Since their launch the company has given us a vivid perspective on what they think of marriage and women. If it were not clear already. Through provocative commercials and advertisements to back their position, it’s clear that their marketing team isn’t biting their tongues for anyone. Aside from the whole infidelity issue, their approach is direct and in-your-face. It may even serve as adequate validation in the eyes of their biggest niche market , the cheater. Nonetheless the ad is offensive and wildly inappropriate in the context it was used. For such a big oops you would think that maybe an apology would be issued to Jacqueline. I often like to think that CEO’s and the people higher up have just a lick of common sense.
Once the ads went viral in several publications. The CEO , Noel Biderman offered some words of encouragement, or maybe not, to the angry model.
“The best thing that could’ve happened to this woman is that we used her in our ad. Despite what she may want you to think, she is reaping the press for her own pornography website.
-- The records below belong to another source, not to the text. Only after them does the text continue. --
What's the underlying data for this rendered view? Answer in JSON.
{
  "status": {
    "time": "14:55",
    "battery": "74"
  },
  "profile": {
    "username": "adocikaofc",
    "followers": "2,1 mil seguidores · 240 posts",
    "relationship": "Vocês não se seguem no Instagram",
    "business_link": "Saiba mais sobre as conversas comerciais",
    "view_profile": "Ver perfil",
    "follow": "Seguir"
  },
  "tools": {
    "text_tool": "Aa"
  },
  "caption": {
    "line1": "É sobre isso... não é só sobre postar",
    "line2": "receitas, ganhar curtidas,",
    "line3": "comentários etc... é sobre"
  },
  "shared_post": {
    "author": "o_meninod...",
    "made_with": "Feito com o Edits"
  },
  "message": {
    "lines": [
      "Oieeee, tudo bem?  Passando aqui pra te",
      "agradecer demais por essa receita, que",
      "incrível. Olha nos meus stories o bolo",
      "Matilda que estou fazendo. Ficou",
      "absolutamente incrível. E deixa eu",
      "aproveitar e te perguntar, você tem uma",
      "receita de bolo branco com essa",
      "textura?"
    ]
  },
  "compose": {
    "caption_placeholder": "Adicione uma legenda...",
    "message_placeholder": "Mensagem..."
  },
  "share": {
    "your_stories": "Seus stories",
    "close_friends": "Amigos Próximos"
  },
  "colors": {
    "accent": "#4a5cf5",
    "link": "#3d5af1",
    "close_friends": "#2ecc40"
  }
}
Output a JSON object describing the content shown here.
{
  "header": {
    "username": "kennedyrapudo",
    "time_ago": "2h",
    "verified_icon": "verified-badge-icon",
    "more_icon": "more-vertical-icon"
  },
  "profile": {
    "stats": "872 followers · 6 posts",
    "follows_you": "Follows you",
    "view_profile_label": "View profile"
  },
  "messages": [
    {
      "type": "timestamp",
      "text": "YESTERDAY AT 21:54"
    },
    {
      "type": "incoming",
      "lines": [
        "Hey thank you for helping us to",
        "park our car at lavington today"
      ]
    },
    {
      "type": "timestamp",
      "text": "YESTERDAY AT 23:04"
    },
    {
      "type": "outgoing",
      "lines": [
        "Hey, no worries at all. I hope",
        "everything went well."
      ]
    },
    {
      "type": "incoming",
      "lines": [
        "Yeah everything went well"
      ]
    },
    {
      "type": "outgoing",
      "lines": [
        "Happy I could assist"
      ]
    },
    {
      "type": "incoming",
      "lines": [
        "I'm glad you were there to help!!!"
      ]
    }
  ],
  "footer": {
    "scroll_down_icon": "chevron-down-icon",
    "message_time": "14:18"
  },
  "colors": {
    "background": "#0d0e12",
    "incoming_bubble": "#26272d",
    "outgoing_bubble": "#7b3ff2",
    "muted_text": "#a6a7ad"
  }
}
She took these pictures and signed the release knowing that they were” not just for ‘personal use.’ However, if she can get great publicity from this, all the power to her.”
According to Chapter 6 of our textbook, more specifically “the four essential steps of effective public relations,” Ashley Madison did a lot of things right. They clearly researched their target audience, married people and found ways to appeal directly to them. Below you will find a video of an Ashley Madison Ad, that was banned from the 2011 Super Bowl. The first is the actual commercial. The second video features CEO Noel Biderman , and he states that
“There’s a notion out there that we’re inventing infidelity but really its been around a lot longer than our business has. So were out there creating commercials like this, placing them on high end media and we’re attracting tons of audiences to it and that’s why we keep going through these hoops”
Now for those of us that aren’t interested in cheating we find it quite offensive. Though from a public relations point of view these type of ads are yes shocking but certainly get the message across. Our book talks about defining audiences and segmenting public’s. The company understands that this isn’t for everyone so they’re able to make these connections and try to win people over. Are they right for it? Maybe not. Will someone buy into that ad? Yes they will. Some campaigns may be offensive like this one but for this specific lifestyle their are certain points of view that are tolerated. They’ve used their research wisely and concocted a message that appeals specifically to their main audience.
What do you think? Can Jacqueline benefit from being the punch line of a bad joke? Is it in her best interest to take advantage of being exploited? Aside from being controversial do you think their approach is effective?